Web page and app entries
= Beginning of Section =

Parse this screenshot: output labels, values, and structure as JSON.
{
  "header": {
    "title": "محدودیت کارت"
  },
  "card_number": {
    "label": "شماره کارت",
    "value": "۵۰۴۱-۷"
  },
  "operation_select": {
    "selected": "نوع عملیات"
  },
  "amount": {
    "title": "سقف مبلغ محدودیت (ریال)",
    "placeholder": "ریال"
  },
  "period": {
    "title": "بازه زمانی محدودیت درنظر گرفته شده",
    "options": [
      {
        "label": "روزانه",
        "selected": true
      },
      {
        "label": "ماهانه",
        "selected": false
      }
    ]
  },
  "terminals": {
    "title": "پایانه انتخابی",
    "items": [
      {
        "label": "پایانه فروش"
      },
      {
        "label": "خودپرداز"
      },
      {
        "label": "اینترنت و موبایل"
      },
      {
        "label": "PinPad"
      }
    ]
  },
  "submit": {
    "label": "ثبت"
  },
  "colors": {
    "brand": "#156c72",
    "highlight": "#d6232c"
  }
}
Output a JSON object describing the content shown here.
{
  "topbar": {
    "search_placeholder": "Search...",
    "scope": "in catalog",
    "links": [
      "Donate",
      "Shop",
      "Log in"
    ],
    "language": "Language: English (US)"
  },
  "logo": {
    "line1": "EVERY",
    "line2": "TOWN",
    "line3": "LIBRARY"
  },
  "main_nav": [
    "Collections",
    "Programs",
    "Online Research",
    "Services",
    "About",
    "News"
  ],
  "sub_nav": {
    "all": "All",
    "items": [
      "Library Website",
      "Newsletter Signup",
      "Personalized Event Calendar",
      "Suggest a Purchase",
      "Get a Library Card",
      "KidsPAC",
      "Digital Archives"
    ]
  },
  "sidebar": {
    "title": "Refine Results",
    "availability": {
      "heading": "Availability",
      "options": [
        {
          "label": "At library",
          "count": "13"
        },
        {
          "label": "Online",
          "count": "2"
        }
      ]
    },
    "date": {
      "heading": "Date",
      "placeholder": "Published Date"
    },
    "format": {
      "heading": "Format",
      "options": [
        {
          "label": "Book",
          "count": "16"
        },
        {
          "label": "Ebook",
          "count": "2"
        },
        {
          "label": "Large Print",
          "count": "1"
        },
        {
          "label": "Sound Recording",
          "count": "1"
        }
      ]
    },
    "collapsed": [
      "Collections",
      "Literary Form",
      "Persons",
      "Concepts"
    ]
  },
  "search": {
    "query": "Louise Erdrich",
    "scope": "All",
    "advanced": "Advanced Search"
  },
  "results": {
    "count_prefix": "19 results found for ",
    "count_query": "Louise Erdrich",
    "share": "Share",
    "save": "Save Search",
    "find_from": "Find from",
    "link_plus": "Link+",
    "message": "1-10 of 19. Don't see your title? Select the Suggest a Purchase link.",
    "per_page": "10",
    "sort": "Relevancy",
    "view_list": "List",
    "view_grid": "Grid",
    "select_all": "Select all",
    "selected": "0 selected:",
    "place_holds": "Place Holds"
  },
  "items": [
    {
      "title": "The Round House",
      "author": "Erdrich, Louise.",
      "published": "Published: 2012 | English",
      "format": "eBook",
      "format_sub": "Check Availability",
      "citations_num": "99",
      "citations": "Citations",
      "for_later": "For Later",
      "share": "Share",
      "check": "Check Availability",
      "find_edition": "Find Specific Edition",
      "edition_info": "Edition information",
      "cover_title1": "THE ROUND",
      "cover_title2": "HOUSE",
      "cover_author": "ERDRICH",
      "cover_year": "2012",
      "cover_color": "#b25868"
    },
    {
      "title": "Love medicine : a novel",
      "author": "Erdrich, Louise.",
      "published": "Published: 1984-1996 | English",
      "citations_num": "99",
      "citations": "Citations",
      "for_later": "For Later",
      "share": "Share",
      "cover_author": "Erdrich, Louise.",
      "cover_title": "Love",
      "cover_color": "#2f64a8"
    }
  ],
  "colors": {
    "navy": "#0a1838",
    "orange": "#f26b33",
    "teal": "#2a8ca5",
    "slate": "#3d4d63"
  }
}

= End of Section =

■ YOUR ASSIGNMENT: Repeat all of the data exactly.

■ TASK OUTPUT:
Parse this screenshot: output labels, values, and structure as JSON.
{
  "header": {
    "title": "محدودیت کارت"
  },
  "card_number": {
    "label": "شماره کارت",
    "value": "۵۰۴۱-۷"
  },
  "operation_select": {
    "selected": "نوع عملیات"
  },
  "amount": {
    "title": "سقف مبلغ محدودیت (ریال)",
    "placeholder": "ریال"
  },
  "period": {
    "title": "بازه زمانی محدودیت درنظر گرفته شده",
    "options": [
      {
        "label": "روزانه",
        "selected": true
      },
      {
        "label": "ماهانه",
        "selected": false
      }
    ]
  },
  "terminals": {
    "title": "پایانه انتخابی",
    "items": [
      {
        "label": "پایانه فروش"
      },
      {
        "label": "خودپرداز"
      },
      {
        "label": "اینترنت و موبایل"
      },
      {
        "label": "PinPad"
      }
    ]
  },
  "submit": {
    "label": "ثبت"
  },
  "colors": {
    "brand": "#156c72",
    "highlight": "#d6232c"
  }
}
Output a JSON object describing the content shown here.
{
  "topbar": {
    "search_placeholder": "Search...",
    "scope": "in catalog",
    "links": [
      "Donate",
      "Shop",
      "Log in"
    ],
    "language": "Language: English (US)"
  },
  "logo": {
    "line1": "EVERY",
    "line2": "TOWN",
    "line3": "LIBRARY"
  },
  "main_nav": [
    "Collections",
    "Programs",
    "Online Research",
    "Services",
    "About",
    "News"
  ],
  "sub_nav": {
    "all": "All",
    "items": [
      "Library Website",
      "Newsletter Signup",
      "Personalized Event Calendar",
      "Suggest a Purchase",
      "Get a Library Card",
      "KidsPAC",
      "Digital Archives"
    ]
  },
  "sidebar": {
    "title": "Refine Results",
    "availability": {
      "heading": "Availability",
      "options": [
        {
          "label": "At library",
          "count": "13"
        },
        {
          "label": "Online",
          "count": "2"
        }
      ]
    },
    "date": {
      "heading": "Date",
      "placeholder": "Published Date"
    },
    "format": {
      "heading": "Format",
      "options": [
        {
          "label": "Book",
          "count": "16"
        },
        {
          "label": "Ebook",
          "count": "2"
        },
        {
          "label": "Large Print",
          "count": "1"
        },
        {
          "label": "Sound Recording",
          "count": "1"
        }
      ]
    },
    "collapsed": [
      "Collections",
      "Literary Form",
      "Persons",
      "Concepts"
    ]
  },
  "search": {
    "query": "Louise Erdrich",
    "scope": "All",
    "advanced": "Advanced Search"
  },
  "results": {
    "count_prefix": "19 results found for ",
    "count_query": "Louise Erdrich",
    "share": "Share",
    "save": "Save Search",
    "find_from": "Find from",
    "link_plus": "Link+",
    "message": "1-10 of 19. Don't see your title? Select the Suggest a Purchase link.",
    "per_page": "10",
    "sort": "Relevancy",
    "view_list": "List",
    "view_grid": "Grid",
    "select_all": "Select all",
    "selected": "0 selected:",
    "place_holds": "Place Holds"
  },
  "items": [
    {
      "title": "The Round House",
      "author": "Erdrich, Louise.",
      "published": "Published: 2012 | English",
      "format": "eBook",
      "format_sub": "Check Availability",
      "citations_num": "99",
      "citations": "Citations",
      "for_later": "For Later",
      "share": "Share",
      "check": "Check Availability",
      "find_edition": "Find Specific Edition",
      "edition_info": "Edition information",
      "cover_title1": "THE ROUND",
      "cover_title2": "HOUSE",
      "cover_author": "ERDRICH",
      "cover_year": "2012",
      "cover_color": "#b25868"
    },
    {
      "title": "Love medicine : a novel",
      "author": "Erdrich, Louise.",
      "published": "Published: 1984-1996 | English",
      "citations_num": "99",
      "citations": "Citations",
      "for_later": "For Later",
      "share": "Share",
      "cover_author": "Erdrich, Louise.",
      "cover_title": "Love",
      "cover_color": "#2f64a8"
    }
  ],
  "colors": {
    "navy": "#0a1838",
    "orange": "#f26b33",
    "teal": "#2a8ca5",
    "slate": "#3d4d63"
  }
}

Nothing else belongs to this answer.